The Yomiuri Shimbun
Air Share Inc. Chief Executive Officer Hiroya Shindo stands in front of an aircraft in Obihiro, Hokkaido, on Nov. 13.

Air Share Inc., a start-up in Obihiro, Hokkaido, has launched an aviation service that connects small, unused aircraft with pilots looking for work and tourists who want to take a scenic flight.

The service, similar to a car-sharing service, is said to be the first of its kind in Japan. Air Share Chief Executive Officer Hiroya Shindo said the service is aimed at “connecting pilots who want to earn a little extra money and travelers who want to be able to travel freely, with small planes that are currently unused.”

As part of the service, customers can select a route that does not exist for current commercial flights at departure time of their choice.

For example, a one-way flight between Tokyo and Noto, Ishikawa Prefecture, costs about ¥40,000 per person. A flight to enjoy a view of the Northern Alps region, a mountain range in central Japan, is offered at an airport in Komaki, Aichi Prefecture, at about the same price.

Around 60% of the about 700 small aircraft registered in Japan are unused. By putting these aircraft to use, it will allow the owners as well as pilots to earn extra income.
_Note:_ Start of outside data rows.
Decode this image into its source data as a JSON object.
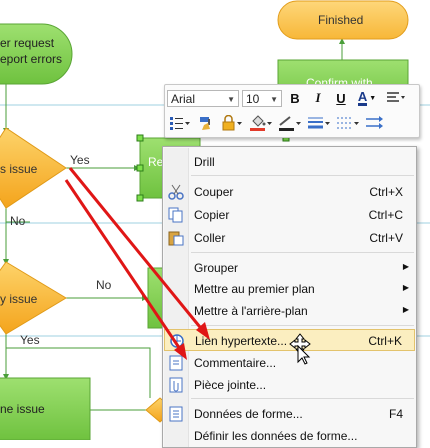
{
  "diagram": {
    "start_terminal": {
      "line1": "er request",
      "line2": "eport errors"
    },
    "finished_terminal": "Finished",
    "confirm_box": "Confirm with",
    "decision1": "s issue",
    "decision2": "y issue",
    "process_partial": "Re",
    "bottom_box": "ne issue",
    "yes1": "Yes",
    "no1": "No",
    "no2": "No",
    "yes2": "Yes"
  },
  "toolbar": {
    "font_family": "Arial",
    "font_size": "10",
    "bold": "B",
    "italic": "I",
    "underline": "U",
    "font_color_letter": "A",
    "icons": [
      "align-icon",
      "bullets-icon",
      "format-painter-icon",
      "lock-icon",
      "fill-icon",
      "line-color-icon",
      "line-weight-icon",
      "dash-icon",
      "arrows-icon"
    ]
  },
  "menu": {
    "drill": "Drill",
    "cut": "Couper",
    "cut_sc": "Ctrl+X",
    "copy": "Copier",
    "copy_sc": "Ctrl+C",
    "paste": "Coller",
    "paste_sc": "Ctrl+V",
    "group": "Grouper",
    "front": "Mettre au premier plan",
    "back": "Mettre à l'arrière-plan",
    "hyperlink": "Lien hypertexte...",
    "hyperlink_sc": "Ctrl+K",
    "comment": "Commentaire...",
    "attachment": "Pièce jointe...",
    "shape_data": "Données de forme...",
    "shape_data_sc": "F4",
    "define_shape_data": "Définir les données de forme..."
  },
  "colors": {
    "orange_fill": "#f8b42c",
    "green_fill": "#7ccf4e",
    "highlight": "#fbeec0",
    "annotation_red": "#e01616"
  }
}
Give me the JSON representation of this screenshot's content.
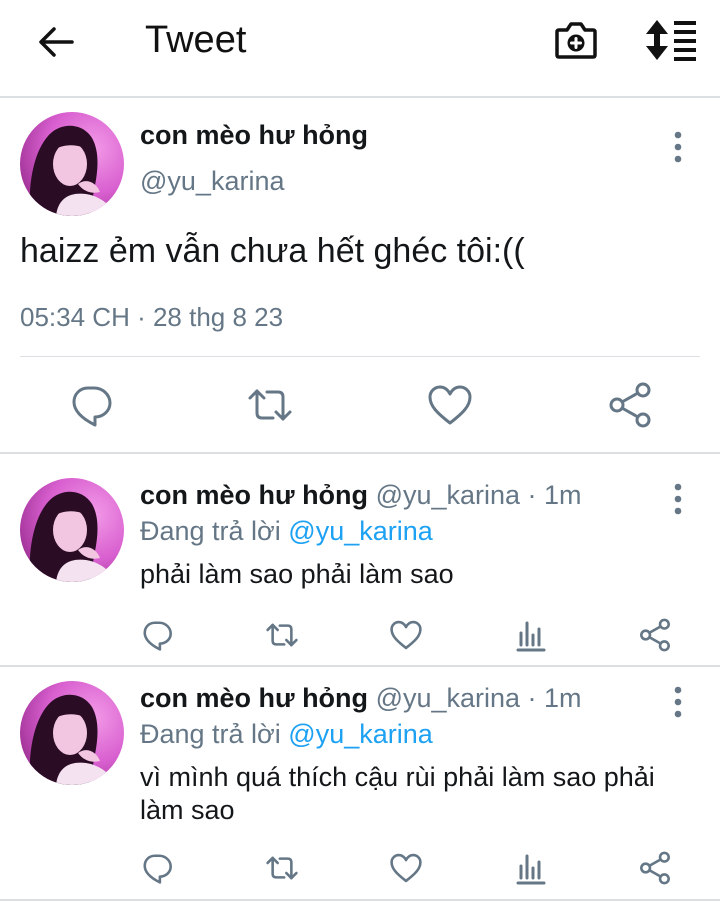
{
  "header": {
    "title": "Tweet",
    "icons": [
      "back-arrow-icon",
      "camera-plus-icon",
      "sort-list-icon"
    ]
  },
  "main_tweet": {
    "display_name": "con mèo hư hỏng",
    "handle": "@yu_karina",
    "text": "haizz ẻm vẫn chưa hết ghéc tôi:((",
    "timestamp": "05:34 CH · 28 thg 8 23",
    "actions": [
      "reply-icon",
      "retweet-icon",
      "like-icon",
      "share-icon"
    ]
  },
  "replies": [
    {
      "display_name": "con mèo hư hỏng",
      "handle_time": "@yu_karina · 1m",
      "replying_prefix": "Đang trả lời",
      "replying_to": "@yu_karina",
      "text": "phải làm sao phải làm sao"
    },
    {
      "display_name": "con mèo hư hỏng",
      "handle_time": "@yu_karina · 1m",
      "replying_prefix": "Đang trả lời",
      "replying_to": "@yu_karina",
      "text": "vì mình quá thích cậu rùi phải làm sao phải làm sao"
    }
  ],
  "colors": {
    "accent": "#1da1f2",
    "muted": "#657786",
    "icon": "#657786",
    "divider": "#dcdfe2",
    "avatar_pink": "#e26fd6",
    "avatar_dark": "#3a1030"
  }
}
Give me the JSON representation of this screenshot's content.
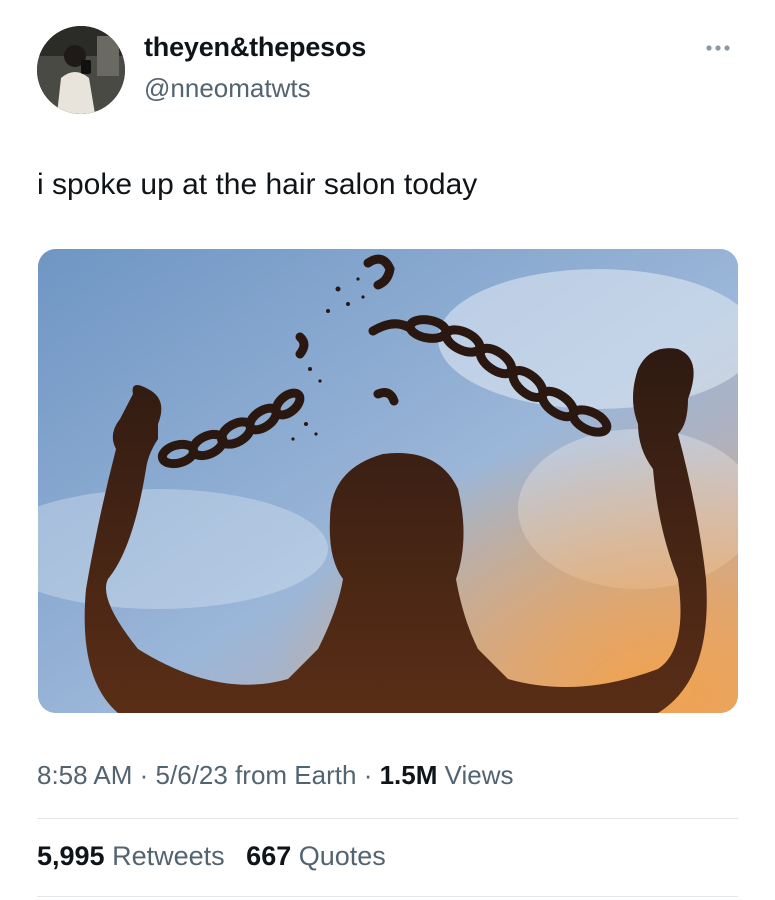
{
  "author": {
    "display_name": "theyen&thepesos",
    "handle": "@nneomatwts"
  },
  "tweet": {
    "text": "i spoke up at the hair salon today",
    "time": "8:58 AM",
    "separator": "·",
    "date": "5/6/23",
    "source": "from Earth",
    "views_count": "1.5M",
    "views_label": "Views"
  },
  "stats": {
    "retweets_count": "5,995",
    "retweets_label": "Retweets",
    "quotes_count": "667",
    "quotes_label": "Quotes"
  },
  "icons": {
    "more": "more-horizontal-icon"
  },
  "colors": {
    "text_primary": "#0f1419",
    "text_secondary": "#536471",
    "divider": "#e1e6ea",
    "sky": "#7d9fc6",
    "silhouette": "#3e2518"
  }
}
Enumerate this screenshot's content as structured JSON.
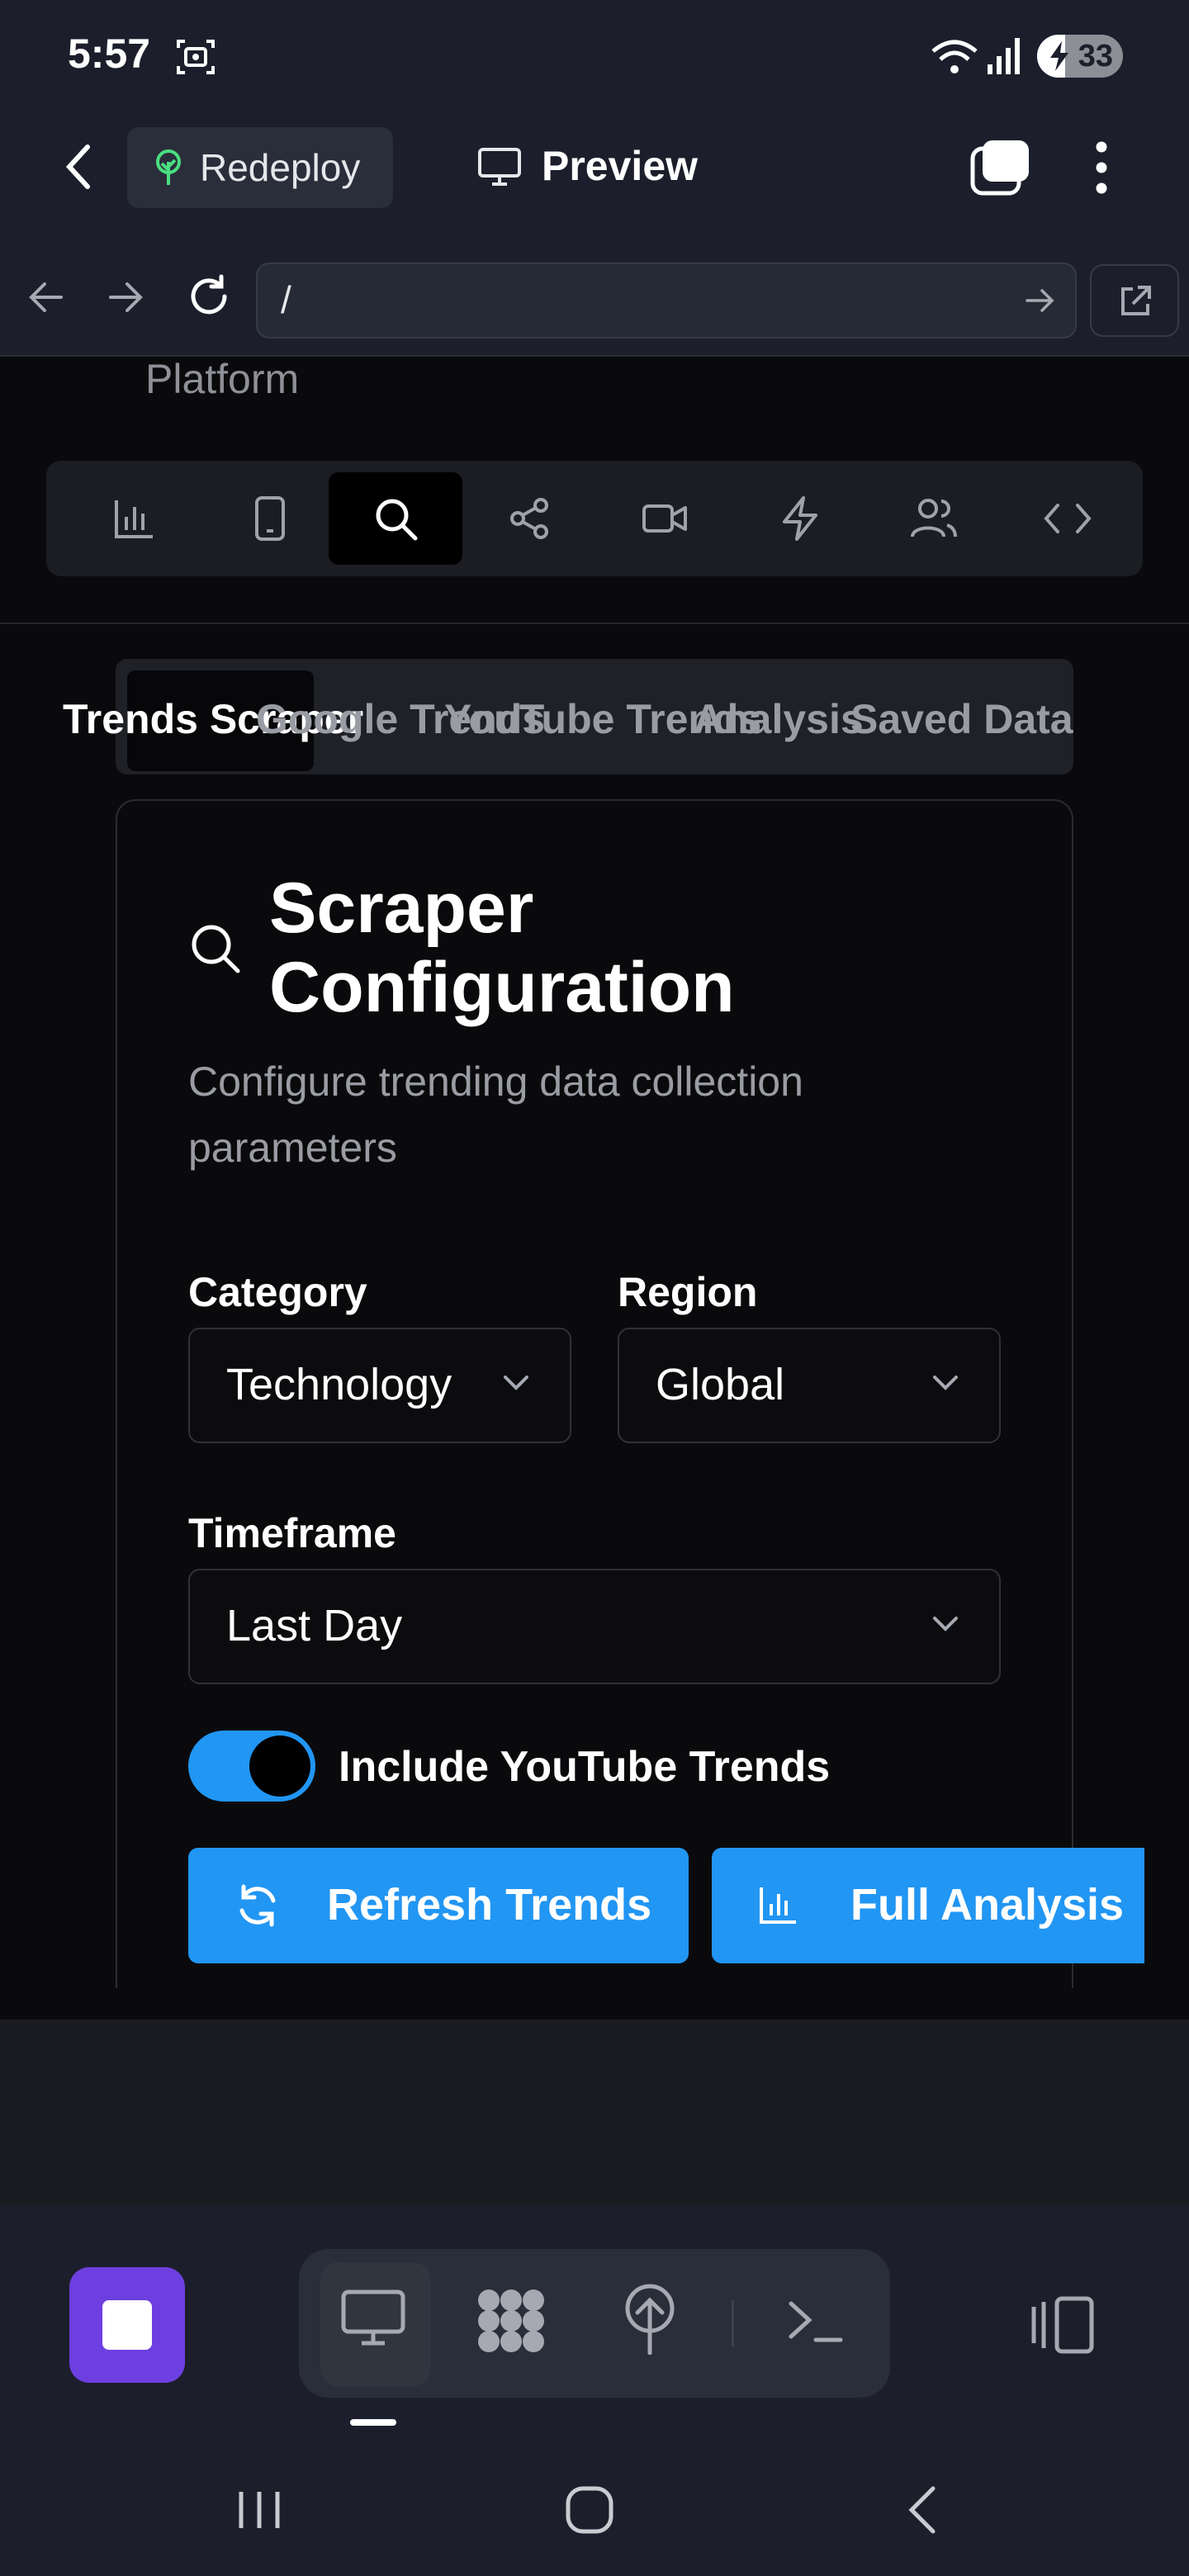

Air Share started its service on a trial basis in January 2020 after the Land, Infrastructure, Transport and Tourism Ministry approved the company’s application. The service is now operating in full force with 32 pilots and 30 small planes and helicopters registered at its bases in Tokyo, Nagoya, Osaka, Naha and other cities.